If Trump were to actually implement his campaign promises, “there’s downside from the perspective of any (Mexican) asset class you look at,” Czerwonko said.
That worry helped Mexico’s peso fall as much as 17 percent to an all-time low after Election Day. Mexico’s economy was already plagued by shrinking growth rates and sagging oil revenues, making its currency one of the world’s worst performers even before Trump’s victory.
The selloff has roiled all of Mexico’s financial markets, with the BMV stock exchange falling more than 7 percent since the U.S. election, touching its lowest since June. The dollar-denominated MSCI Mexico Index has plunged as much as 19 percent.
Still, the slide in the peso, down 12 percent since the election, will bolster the Mexican economy by reducing the price of labor, Saint-Georges said.
“The Mexican economy is today more competitive than it was a year ago, just about,” he said.
Some investors are putting such views into action. U.S.-based funds investing in Latin American stocks netted $672 million in cash during the weekly period through Nov. 16, the most since September 2013.
The $1.7 billion U.S.-listed iShares MSCI Mexico Capped ETF (EWW.P) attracted the most money among funds in that category, sweeping in $627 million for the week.
Javier Murcio, senior sovereign analyst for emerging market strategies at Standish, a division of Bank of New York Mellon Corp (BK.N), believes even if Trump does intend to scrap NAFTA, Republicans in Congress would be reluctant to get onboard.

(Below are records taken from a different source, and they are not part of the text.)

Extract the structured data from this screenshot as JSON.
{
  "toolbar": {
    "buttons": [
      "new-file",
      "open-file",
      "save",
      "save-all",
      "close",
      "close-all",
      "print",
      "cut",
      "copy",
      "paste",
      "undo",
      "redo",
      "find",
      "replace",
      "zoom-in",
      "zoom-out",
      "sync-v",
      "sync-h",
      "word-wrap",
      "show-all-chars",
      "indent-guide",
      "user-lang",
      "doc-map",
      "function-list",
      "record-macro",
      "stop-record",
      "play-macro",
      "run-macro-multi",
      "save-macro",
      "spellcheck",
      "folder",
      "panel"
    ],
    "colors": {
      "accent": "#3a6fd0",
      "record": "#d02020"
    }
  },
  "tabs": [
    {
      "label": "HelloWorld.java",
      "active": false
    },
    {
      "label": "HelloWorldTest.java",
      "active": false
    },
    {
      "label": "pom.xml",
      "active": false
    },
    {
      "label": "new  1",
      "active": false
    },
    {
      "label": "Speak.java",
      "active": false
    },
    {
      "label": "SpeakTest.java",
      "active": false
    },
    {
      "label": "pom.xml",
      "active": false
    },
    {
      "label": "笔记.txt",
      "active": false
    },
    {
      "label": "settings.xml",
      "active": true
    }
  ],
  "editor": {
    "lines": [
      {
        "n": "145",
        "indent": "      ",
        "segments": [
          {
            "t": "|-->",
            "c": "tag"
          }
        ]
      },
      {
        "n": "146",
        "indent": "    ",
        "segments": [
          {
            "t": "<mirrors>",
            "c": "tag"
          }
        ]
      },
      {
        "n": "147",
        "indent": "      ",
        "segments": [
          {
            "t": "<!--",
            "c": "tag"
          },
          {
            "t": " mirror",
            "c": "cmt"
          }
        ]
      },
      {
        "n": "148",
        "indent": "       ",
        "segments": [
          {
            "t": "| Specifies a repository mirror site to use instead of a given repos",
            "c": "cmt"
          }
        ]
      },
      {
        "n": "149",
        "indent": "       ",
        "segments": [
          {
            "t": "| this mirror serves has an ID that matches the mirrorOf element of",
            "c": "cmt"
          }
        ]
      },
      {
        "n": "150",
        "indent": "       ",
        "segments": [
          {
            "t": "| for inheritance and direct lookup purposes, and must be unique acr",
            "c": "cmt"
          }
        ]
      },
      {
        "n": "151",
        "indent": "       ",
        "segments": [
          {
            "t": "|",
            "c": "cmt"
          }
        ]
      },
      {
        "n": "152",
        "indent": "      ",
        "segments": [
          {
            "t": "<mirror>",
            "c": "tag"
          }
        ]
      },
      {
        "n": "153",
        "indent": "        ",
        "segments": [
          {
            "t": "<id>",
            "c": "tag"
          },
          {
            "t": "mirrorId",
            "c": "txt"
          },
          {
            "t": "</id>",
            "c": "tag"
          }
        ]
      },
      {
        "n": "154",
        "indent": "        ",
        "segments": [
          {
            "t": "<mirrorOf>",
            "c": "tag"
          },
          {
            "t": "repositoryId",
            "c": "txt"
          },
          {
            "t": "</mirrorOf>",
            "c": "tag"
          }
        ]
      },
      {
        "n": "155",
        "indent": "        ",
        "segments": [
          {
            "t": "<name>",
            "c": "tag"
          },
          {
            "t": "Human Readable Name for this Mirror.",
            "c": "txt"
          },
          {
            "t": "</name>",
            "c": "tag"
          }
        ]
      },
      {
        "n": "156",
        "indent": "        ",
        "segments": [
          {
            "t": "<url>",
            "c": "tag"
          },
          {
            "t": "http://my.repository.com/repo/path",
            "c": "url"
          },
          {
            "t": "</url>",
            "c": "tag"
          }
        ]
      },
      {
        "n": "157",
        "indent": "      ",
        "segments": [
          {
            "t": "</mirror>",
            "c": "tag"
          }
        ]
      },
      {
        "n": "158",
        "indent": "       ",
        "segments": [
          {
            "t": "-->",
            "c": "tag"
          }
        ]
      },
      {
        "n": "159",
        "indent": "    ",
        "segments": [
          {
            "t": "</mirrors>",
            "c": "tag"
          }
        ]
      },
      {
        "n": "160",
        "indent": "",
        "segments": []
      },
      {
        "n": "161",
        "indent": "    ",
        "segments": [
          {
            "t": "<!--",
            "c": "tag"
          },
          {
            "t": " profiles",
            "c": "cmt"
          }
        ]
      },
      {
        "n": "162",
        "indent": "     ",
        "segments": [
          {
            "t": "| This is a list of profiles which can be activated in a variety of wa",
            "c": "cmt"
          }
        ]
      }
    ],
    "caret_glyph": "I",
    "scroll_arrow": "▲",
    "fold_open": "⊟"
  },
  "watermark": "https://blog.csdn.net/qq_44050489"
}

“Even a more radical call from the Trump administration to repeal NAFTA in practice will really mean open negotiations to change or update certain areas,” he said.
The dollar climbed to a 3-1/2-month high against the yen on Thursday as markets weighed how President-elect Donald Trump’s policies could affect economic growth.
The greenback rose more than 1 percent to 106.94 yen for the first time since late July JPY=. The dollar .DXY also rose 0.3 percent against a basket of major world currencies, touching its highest in more than two weeks to hover just below levels last seen in early February.
“It’s a continuation of the post-election response,” said Ian Gordon, FX strategist at Bank of America Merrill Lynch. “For us, the clean sweep of both the White House and the Congress by the Republicans is a clear signal that we are going to get a pretty significant fiscal stimulus in 2017 and that is going to be bullish for (interest) rates.”
Expectations that Trump’s policies would boost spending and inflation helped U.S. long-dated Treasury yields rise to their highest in more than 10 months. Yields on benchmark 10-year notes and 30-year bonds had their largest one-day rise in years on Wednesday and added to gains on Thursday after a weak 30-year bond auction. [US/]
Higher interest rates for U.S. Treasuries raise the value of the dollar by making dollar-denominated assets more attractive to investors.
The Chinese yuan CNH= weakened past 6.80 per dollar in the offshore market on Thursday for the first time in more than six years on fears that Trump will act on the protectionist rhetoric that ran through his campaign, particularly regarding trade with China.
The Mexican peso MXN=, also weakened by worries over Trump’s campaign proposals on trade, fell to a low of 20.64 to the dollar, nearing its all-time low mark touched on Wednesday.
Trump’s election also bolstered the British pound, which rose to a one-month high against the dollar, as the president-elect’s call for renegotiating trade deals set the United States and Britain in line to potentially join forces.
“You’ve got President-elect Trump in the U.S. along with Prime Minister (Theresa) May and they’re both talking about trade relationships,” said Douglas Borthwick, managing director at Chapdelaine Foreign Exchange. “So you’ve got two relatively novice politicians that I think will rekindle the special relationship between the U.S. and the U.K.”
The New Zealand dollar fell almost 1 percent NZD=D4 after the central bank cut rates on Wednesday and signalled the possible end to easing.
The euro fell to $1.0865, its lowest against the greenback since Oct. 25 EUR=.